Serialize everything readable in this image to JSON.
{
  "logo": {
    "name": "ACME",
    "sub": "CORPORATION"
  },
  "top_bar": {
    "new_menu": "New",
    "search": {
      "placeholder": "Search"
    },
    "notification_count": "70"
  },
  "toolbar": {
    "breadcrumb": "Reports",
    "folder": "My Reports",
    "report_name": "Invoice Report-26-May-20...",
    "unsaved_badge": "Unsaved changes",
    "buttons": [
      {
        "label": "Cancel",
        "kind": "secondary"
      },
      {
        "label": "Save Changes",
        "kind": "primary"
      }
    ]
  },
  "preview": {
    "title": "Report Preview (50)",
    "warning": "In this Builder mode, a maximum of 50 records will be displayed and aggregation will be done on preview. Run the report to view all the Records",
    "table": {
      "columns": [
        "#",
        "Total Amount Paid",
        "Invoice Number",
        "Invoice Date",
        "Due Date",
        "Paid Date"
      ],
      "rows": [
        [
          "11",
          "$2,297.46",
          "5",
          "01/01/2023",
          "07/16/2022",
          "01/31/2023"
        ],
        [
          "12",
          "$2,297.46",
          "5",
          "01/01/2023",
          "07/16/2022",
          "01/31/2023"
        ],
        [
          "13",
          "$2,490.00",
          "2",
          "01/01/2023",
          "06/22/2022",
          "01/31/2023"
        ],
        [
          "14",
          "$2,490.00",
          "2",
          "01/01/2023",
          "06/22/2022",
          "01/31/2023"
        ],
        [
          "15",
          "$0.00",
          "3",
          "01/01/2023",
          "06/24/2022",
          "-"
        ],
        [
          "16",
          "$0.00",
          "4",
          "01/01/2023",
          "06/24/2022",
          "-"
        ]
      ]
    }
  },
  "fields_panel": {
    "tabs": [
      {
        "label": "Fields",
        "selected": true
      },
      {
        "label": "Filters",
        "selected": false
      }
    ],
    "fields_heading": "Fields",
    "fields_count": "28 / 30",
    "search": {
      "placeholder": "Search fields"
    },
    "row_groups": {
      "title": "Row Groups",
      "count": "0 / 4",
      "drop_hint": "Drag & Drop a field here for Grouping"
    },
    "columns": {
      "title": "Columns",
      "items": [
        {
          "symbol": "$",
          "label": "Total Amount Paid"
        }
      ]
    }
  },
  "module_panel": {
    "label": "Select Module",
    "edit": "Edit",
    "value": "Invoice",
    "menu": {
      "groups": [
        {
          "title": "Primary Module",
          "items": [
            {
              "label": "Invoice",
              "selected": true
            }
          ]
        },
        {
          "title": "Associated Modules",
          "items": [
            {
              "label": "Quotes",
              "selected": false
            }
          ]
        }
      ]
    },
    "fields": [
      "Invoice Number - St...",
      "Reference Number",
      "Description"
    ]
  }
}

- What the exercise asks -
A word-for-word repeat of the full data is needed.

- Response to this task -
Serialize everything readable in this image to JSON.
{
  "logo": {
    "name": "ACME",
    "sub": "CORPORATION"
  },
  "top_bar": {
    "new_menu": "New",
    "search": {
      "placeholder": "Search"
    },
    "notification_count": "70"
  },
  "toolbar": {
    "breadcrumb": "Reports",
    "folder": "My Reports",
    "report_name": "Invoice Report-26-May-20...",
    "unsaved_badge": "Unsaved changes",
    "buttons": [
      {
        "label": "Cancel",
        "kind": "secondary"
      },
      {
        "label": "Save Changes",
        "kind": "primary"
      }
    ]
  },
  "preview": {
    "title": "Report Preview (50)",
    "warning": "In this Builder mode, a maximum of 50 records will be displayed and aggregation will be done on preview. Run the report to view all the Records",
    "table": {
      "columns": [
        "#",
        "Total Amount Paid",
        "Invoice Number",
        "Invoice Date",
        "Due Date",
        "Paid Date"
      ],
      "rows": [
        [
          "11",
          "$2,297.46",
          "5",
          "01/01/2023",
          "07/16/2022",
          "01/31/2023"
        ],
        [
          "12",
          "$2,297.46",
          "5",
          "01/01/2023",
          "07/16/2022",
          "01/31/2023"
        ],
        [
          "13",
          "$2,490.00",
          "2",
          "01/01/2023",
          "06/22/2022",
          "01/31/2023"
        ],
        [
          "14",
          "$2,490.00",
          "2",
          "01/01/2023",
          "06/22/2022",
          "01/31/2023"
        ],
        [
          "15",
          "$0.00",
          "3",
          "01/01/2023",
          "06/24/2022",
          "-"
        ],
        [
          "16",
          "$0.00",
          "4",
          "01/01/2023",
          "06/24/2022",
          "-"
        ]
      ]
    }
  },
  "fields_panel": {
    "tabs": [
      {
        "label": "Fields",
        "selected": true
      },
      {
        "label": "Filters",
        "selected": false
      }
    ],
    "fields_heading": "Fields",
    "fields_count": "28 / 30",
    "search": {
      "placeholder": "Search fields"
    },
    "row_groups": {
      "title": "Row Groups",
      "count": "0 / 4",
      "drop_hint": "Drag & Drop a field here for Grouping"
    },
    "columns": {
      "title": "Columns",
      "items": [
        {
          "symbol": "$",
          "label": "Total Amount Paid"
        }
      ]
    }
  },
  "module_panel": {
    "label": "Select Module",
    "edit": "Edit",
    "value": "Invoice",
    "menu": {
      "groups": [
        {
          "title": "Primary Module",
          "items": [
            {
              "label": "Invoice",
              "selected": true
            }
          ]
        },
        {
          "title": "Associated Modules",
          "items": [
            {
              "label": "Quotes",
              "selected": false
            }
          ]
        }
      ]
    },
    "fields": [
      "Invoice Number - St...",
      "Reference Number",
      "Description"
    ]
  }
}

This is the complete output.